That’s not enough, though. We need to look further than the necessities of our own survival. We need to be dreamers – crazy dreamers – if we’re going to have a shot. When somebody accuses of you of riding moonbeams, you need to take it as a compliment. It’s gotta be better than just squatting in the dirt, right?
Is it sacriligeous for me to say that I’m not a huge Ray Bradbury fan? I don’t mean to imply that I thought him talentless, mind you – he was a marvelous writer with a prolific imagination and the accolades poured upon his name are sufficient to summon the respect of even the most cynical critic. That said, in reflecting on the great writer’s passing, I am having difficulty thinking of something he wrote that really resonated with me. He is not, I can say with a degree of confidence, one of my inspirations. Nevertheless, I mourn his passing along with the rest of the speculative fiction world. He was one of the greatest among us; he helped make this genre and its cousins into something more than just primetime radioplay doggerel.
I admit to not having read all of Bradbury’s stuff (there is a *lot* of it, after all). The Martian Chronicles, Something Wicked This Way Comes, and various and scattered short stories of his are all that springs to mind. Many of the titles of these stories have faded from my memory, as well; I think I started reading him in grade school and stopped when I hit other, bigger, more personally inspiring works – Tolkien, Asimov, Heinlein, Howard, LeGuin, Card. I re-read The Martian Chronicles in college for a class, and I remember it paling in comparison to the next read – Herbert’s Dune. If you had asked me a few weeks ago what I thought of Bradbury, I probably would have shrugged and said, ‘eh.’
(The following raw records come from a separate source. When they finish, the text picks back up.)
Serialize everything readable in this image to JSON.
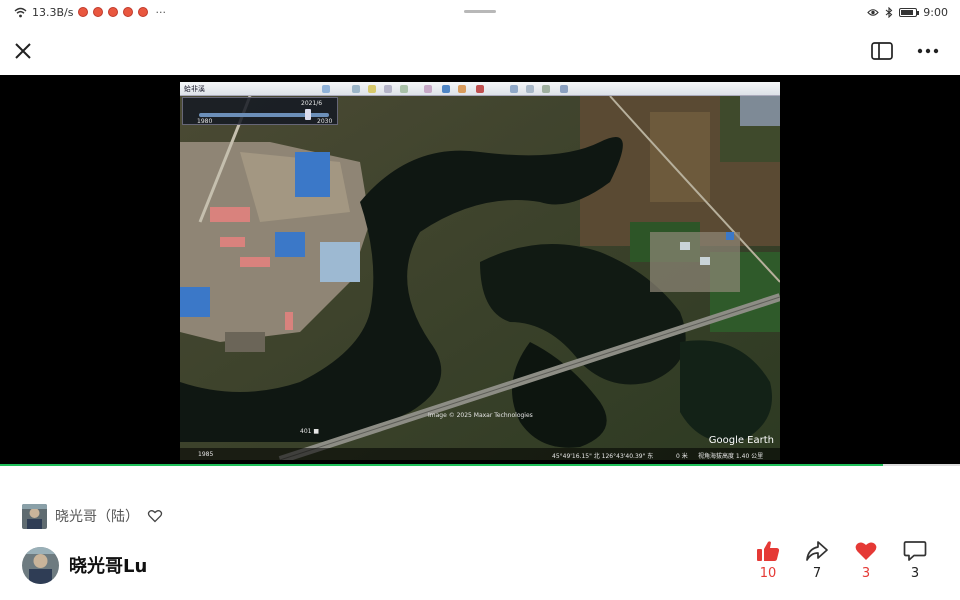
{
  "status_bar": {
    "speed": "13.3B/s",
    "more": "···",
    "time": "9:00",
    "battery_level": 0.85
  },
  "icons": {
    "wifi": "wifi-icon",
    "close": "close-icon",
    "layout": "panel-layout-icon",
    "more": "more-icon",
    "eye": "eye-icon",
    "bluetooth": "bluetooth-icon",
    "battery": "battery-icon",
    "thumbs_up": "thumbs-up-icon",
    "share": "share-icon",
    "heart": "heart-icon",
    "comment": "comment-icon"
  },
  "video": {
    "ge_title": "蛤非溪",
    "timeslider_date": "2021/6",
    "timeslider_start": "1980",
    "timeslider_end": "2030",
    "label_401": "401 ■",
    "imagery_credit": "Image © 2025 Maxar Technologies",
    "coordinates": "45°49'16.15\" 北  126°43'40.39\" 东",
    "altitude_label": "0 米",
    "eye_alt": "视角海拔高度  1.40 公里",
    "year_bottom": "1985",
    "logo": "Google Earth",
    "playback_progress": 0.92
  },
  "author": {
    "name": "晓光哥（陆）"
  },
  "user": {
    "name": "晓光哥Lu"
  },
  "actions": {
    "likes": "10",
    "shares": "7",
    "favorites": "3",
    "comments": "3"
  },
  "colors": {
    "like_red": "#e53935",
    "progress_green": "#1fbf5a"
  }
}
Then again, upon reflection, I find images from his stories floating up. The image of the dog, mad with hunger, in “There Will Come Soft Rains” always chills my bones, as does the cruelty and selfishness of the children in “The Veldt”. The specific line in that story describing the ozone wafting off the daughter’s clothing as she comes inside has, for some reason, never left me. There is the children of Venus and their raincoats in “All Summer in a Day;” the crushed butterfly in “A Sound of Thunder.”
There is a certain, elemental simplicity to Bradbury’s storytelling that gives it power. It is plain, clear, and devoid of unnecessary embellishment; a kind of spartan, modernist beauty, like the set of a Star Trek episode. When I think of him, I think of the colors of the Golden Age of scifi–silver, gold, gray, brown, red. He is the 1950s, cleft-chin, clear-eyed, faith in science and hope for humanity’s wisdom (even though so much of his work doubted that self-same wisdom’s existence). With him I think of moon rockets and my childhood subscription to Odyssey magazine. I think of lying on the carpet, staring through the skylight, and thinking of astronauts.
Perhaps it is premature of me to dismiss him as an inspiration. Perhaps, instead, the inspiration he gave me runs so deep it has become difficult for me to separate it from the essential nature of my being. I am more than inspired by him; I am built out of him. He gave me, and so many others, a framework upon which to hang our wildest dreams.
May he rest in peace.